Learning the greats in King's College Foundation Year Program
"FYP," as King's unique first-year program is known, is a chance to study primary texts in philosophy, literature, art and science in small groups
The sound of 200-plus students chatting with each other fills the tiered lecture hall at the University of King’s College in Halifax as the first day of Foundation Year Program (FYP) begins. Most of these students moved into residence only a few days ago, but friendships are already forming. Laptops, refillable water bottles and copies of The Epic of Gilgamesh cover the tabletops. The book-length poem, written in Mesopotamia circa 1800 BCE, is considered one of the earliest great works of literature.
Started in 1972, the FYP (sounds like “flip”) is regarded as one of Canada’s top Great Books courses, and has a national reputation for excellence as an alternative first-year of undergraduate studies. Throughout their first year, students at King’s make a temporal journey through the rise of civilization via its great works of philosophy, literature, art and science.
“All of the texts we look at have what I call infinite interpretive possibilities,” says Neil Robertson, FYP’s director and an associate professor of humanities at King’s. “You never grow tired and there are always new interpretations. The students bring these texts to life in new ways. Each year brings its own questions, issues and concerns.”
Key to FYP’s ethos, says Robertson, is its reliance on primary texts rather than textbook analysis. “We’re reading The Epic of Gilgamesh as it was recorded on clay tablets,” he says. “Not only are they having an encounter with another world, but we are all on the same page. I tell the students the only difference between them and me is I’ve got thinner hair. There’s not this sense that the tutor is the authority, and the students are there in a passive fashion. We’re all engaged in this exploration together.”
Ata Zargarpour, a third-year student from Vancouver, says his time in FYP changed his outlook on university. “So many of these texts are people through history asking the same kinds of questions that we ask today, even though no one has any fixed answers. It’s very helpful to come to know the world and yourself a little better before deciding on your career and future.”

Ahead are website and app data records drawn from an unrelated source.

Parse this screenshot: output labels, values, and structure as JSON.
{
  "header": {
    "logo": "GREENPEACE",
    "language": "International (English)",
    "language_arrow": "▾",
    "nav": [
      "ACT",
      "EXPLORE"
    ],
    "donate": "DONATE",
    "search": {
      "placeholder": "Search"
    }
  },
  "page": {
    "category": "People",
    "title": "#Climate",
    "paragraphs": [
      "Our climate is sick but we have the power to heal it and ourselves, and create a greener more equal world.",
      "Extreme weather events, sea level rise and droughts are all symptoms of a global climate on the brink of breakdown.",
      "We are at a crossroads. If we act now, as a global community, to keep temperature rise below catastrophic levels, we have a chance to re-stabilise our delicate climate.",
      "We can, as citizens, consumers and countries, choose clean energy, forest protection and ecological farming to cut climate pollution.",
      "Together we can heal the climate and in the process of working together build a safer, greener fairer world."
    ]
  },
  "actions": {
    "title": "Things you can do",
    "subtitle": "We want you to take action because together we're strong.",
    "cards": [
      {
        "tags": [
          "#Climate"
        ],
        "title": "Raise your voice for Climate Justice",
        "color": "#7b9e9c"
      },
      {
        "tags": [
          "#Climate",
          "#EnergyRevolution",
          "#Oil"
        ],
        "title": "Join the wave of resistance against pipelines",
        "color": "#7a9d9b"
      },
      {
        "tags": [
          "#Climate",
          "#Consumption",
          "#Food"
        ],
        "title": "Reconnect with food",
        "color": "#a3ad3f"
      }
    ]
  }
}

While other first-year programs encourage students to enrol in a range of classes to find their major, this interdisciplinary program offers similar breadth in one course. Students attend two-hour lectures, followed by smaller discussion groups, four days per week. The books and eras they discuss change with each lecture. Professors from multiple disciplines at King’s and Dalhousie University deliver the lectures.
“Students have different interests and different learning strengths,” says William Lahey, president of King’s. “It’s a benefit to be exposed to a range of people and teaching styles in your first year.”
In addition to FYP, students are encouraged to enrol in an elective class, such as journalism at King’s or an arts or science course from Dalhousie.
The fact that King’s students study at Dalhousie reflects the schools’ special relationship. King George III chartered the university in 1802, when it was in Windsor, N.S. In 1920, the school burned to the ground. Nine years later, it was rebuilt on the corner of Dalhousie’s grounds. Since 1929, these independent universities have been joined academically through shared faculties of arts and social sciences, and science. The relationship is modelled on the University of Oxford in England. King’s and Dal offer joint undergraduate degrees in arts, science and music, as well as a number of graduate degrees. King’s also features one of the country’s best-known journalism programs.
King’s students enjoy the beneﬁts of attending a 1,000-student college with a 15:1 student-teacher ratio; they also have access to a research university that offers a broader range of courses, services and extracurricular opportunities, says Lahey.
The close-knit King’s community is one of the biggest perks for second-year student Kate Barkhouse from Dartmouth, N.S. “It can be intimidating to walk up to a professor you’ve never met before at the front of the lecture hall and ask a question,” says Barkhouse. “To have a professor who’s assigned to you [as a tutor], whom you get to know and feel comfortable asking questions, is great.”
A writing coach helps students improve their writing skills to prepare for the essays that they submit every two weeks in FYP. “I became a much better writer,” says Zargarpour. “Reading the first paper versus the last one, [I’m] amazed to see the clarity and the grasp of the material I was able to achieve over those eight months.”
Residence dons are postgraduate students or young professionals who graduated from King’s. They don’t just say, “Lights out”; they act as academic mentors. In the days before papers are due, dons host Studies and Snacks, an evening drop-in session for those looking for assistance with and feedback on their papers.
“This is a place where students really care about each other and faculty care about students,” says Lahey. “Those kinds of relationships are nurtured by the FYP and by life together in residence. People develop deep relationships informed by dealing with writers who tackle the most intimate, elemental topics about the human condition: justice, love, grief, sorrow and beauty.”
This article appears in print in the 2020 University Rankings issue of Maclean’s magazine with the headline, “Small school, big ideas.’”